Each record should be written out exactly as it stands.

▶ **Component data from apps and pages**
BEGIN

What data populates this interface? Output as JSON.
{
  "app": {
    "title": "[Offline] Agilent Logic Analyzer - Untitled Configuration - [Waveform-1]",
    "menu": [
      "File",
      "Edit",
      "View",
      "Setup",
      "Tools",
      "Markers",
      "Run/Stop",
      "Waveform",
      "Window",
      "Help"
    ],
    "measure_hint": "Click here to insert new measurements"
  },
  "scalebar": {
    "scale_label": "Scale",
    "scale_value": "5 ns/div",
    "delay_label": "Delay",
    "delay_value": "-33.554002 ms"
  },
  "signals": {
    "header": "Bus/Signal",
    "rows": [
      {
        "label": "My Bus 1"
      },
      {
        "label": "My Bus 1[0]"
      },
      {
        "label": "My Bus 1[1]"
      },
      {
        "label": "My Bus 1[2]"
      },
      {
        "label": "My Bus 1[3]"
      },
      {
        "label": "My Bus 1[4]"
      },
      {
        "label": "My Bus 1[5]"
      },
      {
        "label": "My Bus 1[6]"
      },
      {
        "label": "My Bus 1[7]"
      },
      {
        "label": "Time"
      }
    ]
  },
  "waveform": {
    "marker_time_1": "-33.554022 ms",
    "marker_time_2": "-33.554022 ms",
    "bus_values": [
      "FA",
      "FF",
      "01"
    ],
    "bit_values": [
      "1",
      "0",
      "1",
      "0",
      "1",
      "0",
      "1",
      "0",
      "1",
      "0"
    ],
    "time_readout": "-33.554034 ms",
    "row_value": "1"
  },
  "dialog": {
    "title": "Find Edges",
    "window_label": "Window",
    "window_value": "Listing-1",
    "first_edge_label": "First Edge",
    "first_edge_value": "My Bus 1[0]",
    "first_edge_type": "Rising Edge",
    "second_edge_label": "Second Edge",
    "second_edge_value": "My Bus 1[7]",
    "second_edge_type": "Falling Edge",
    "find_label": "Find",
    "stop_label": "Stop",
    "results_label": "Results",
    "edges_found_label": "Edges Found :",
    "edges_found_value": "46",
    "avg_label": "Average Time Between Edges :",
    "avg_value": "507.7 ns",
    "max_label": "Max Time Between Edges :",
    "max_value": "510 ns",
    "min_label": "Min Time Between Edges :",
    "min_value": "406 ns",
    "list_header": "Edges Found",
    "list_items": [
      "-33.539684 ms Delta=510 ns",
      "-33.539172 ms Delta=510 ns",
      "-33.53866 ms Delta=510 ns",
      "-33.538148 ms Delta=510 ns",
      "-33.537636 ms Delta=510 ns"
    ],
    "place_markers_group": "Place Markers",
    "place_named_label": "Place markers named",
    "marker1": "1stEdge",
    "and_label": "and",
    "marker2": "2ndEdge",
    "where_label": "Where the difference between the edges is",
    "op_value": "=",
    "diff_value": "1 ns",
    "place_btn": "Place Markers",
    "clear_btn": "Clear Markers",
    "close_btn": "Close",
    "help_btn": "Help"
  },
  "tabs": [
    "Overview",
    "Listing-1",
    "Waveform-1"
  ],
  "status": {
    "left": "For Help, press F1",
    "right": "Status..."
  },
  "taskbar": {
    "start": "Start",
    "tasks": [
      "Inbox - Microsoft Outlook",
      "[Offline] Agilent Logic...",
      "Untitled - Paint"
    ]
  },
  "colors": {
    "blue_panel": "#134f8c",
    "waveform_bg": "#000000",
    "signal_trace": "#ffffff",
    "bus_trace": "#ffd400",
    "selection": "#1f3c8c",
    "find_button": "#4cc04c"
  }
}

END

▶ **EXPECTED ANSWER**
What data populates this interface? Output as JSON.
{
  "app": {
    "title": "[Offline] Agilent Logic Analyzer - Untitled Configuration - [Waveform-1]",
    "menu": [
      "File",
      "Edit",
      "View",
      "Setup",
      "Tools",
      "Markers",
      "Run/Stop",
      "Waveform",
      "Window",
      "Help"
    ],
    "measure_hint": "Click here to insert new measurements"
  },
  "scalebar": {
    "scale_label": "Scale",
    "scale_value": "5 ns/div",
    "delay_label": "Delay",
    "delay_value": "-33.554002 ms"
  },
  "signals": {
    "header": "Bus/Signal",
    "rows": [
      {
        "label": "My Bus 1"
      },
      {
        "label": "My Bus 1[0]"
      },
      {
        "label": "My Bus 1[1]"
      },
      {
        "label": "My Bus 1[2]"
      },
      {
        "label": "My Bus 1[3]"
      },
      {
        "label": "My Bus 1[4]"
      },
      {
        "label": "My Bus 1[5]"
      },
      {
        "label": "My Bus 1[6]"
      },
      {
        "label": "My Bus 1[7]"
      },
      {
        "label": "Time"
      }
    ]
  },
  "waveform": {
    "marker_time_1": "-33.554022 ms",
    "marker_time_2": "-33.554022 ms",
    "bus_values": [
      "FA",
      "FF",
      "01"
    ],
    "bit_values": [
      "1",
      "0",
      "1",
      "0",
      "1",
      "0",
      "1",
      "0",
      "1",
      "0"
    ],
    "time_readout": "-33.554034 ms",
    "row_value": "1"
  },
  "dialog": {
    "title": "Find Edges",
    "window_label": "Window",
    "window_value": "Listing-1",
    "first_edge_label": "First Edge",
    "first_edge_value": "My Bus 1[0]",
    "first_edge_type": "Rising Edge",
    "second_edge_label": "Second Edge",
    "second_edge_value": "My Bus 1[7]",
    "second_edge_type": "Falling Edge",
    "find_label": "Find",
    "stop_label": "Stop",
    "results_label": "Results",
    "edges_found_label": "Edges Found :",
    "edges_found_value": "46",
    "avg_label": "Average Time Between Edges :",
    "avg_value": "507.7 ns",
    "max_label": "Max Time Between Edges :",
    "max_value": "510 ns",
    "min_label": "Min Time Between Edges :",
    "min_value": "406 ns",
    "list_header": "Edges Found",
    "list_items": [
      "-33.539684 ms Delta=510 ns",
      "-33.539172 ms Delta=510 ns",
      "-33.53866 ms Delta=510 ns",
      "-33.538148 ms Delta=510 ns",
      "-33.537636 ms Delta=510 ns"
    ],
    "place_markers_group": "Place Markers",
    "place_named_label": "Place markers named",
    "marker1": "1stEdge",
    "and_label": "and",
    "marker2": "2ndEdge",
    "where_label": "Where the difference between the edges is",
    "op_value": "=",
    "diff_value": "1 ns",
    "place_btn": "Place Markers",
    "clear_btn": "Clear Markers",
    "close_btn": "Close",
    "help_btn": "Help"
  },
  "tabs": [
    "Overview",
    "Listing-1",
    "Waveform-1"
  ],
  "status": {
    "left": "For Help, press F1",
    "right": "Status..."
  },
  "taskbar": {
    "start": "Start",
    "tasks": [
      "Inbox - Microsoft Outlook",
      "[Offline] Agilent Logic...",
      "Untitled - Paint"
    ]
  },
  "colors": {
    "blue_panel": "#134f8c",
    "waveform_bg": "#000000",
    "signal_trace": "#ffffff",
    "bus_trace": "#ffd400",
    "selection": "#1f3c8c",
    "find_button": "#4cc04c"
  }
}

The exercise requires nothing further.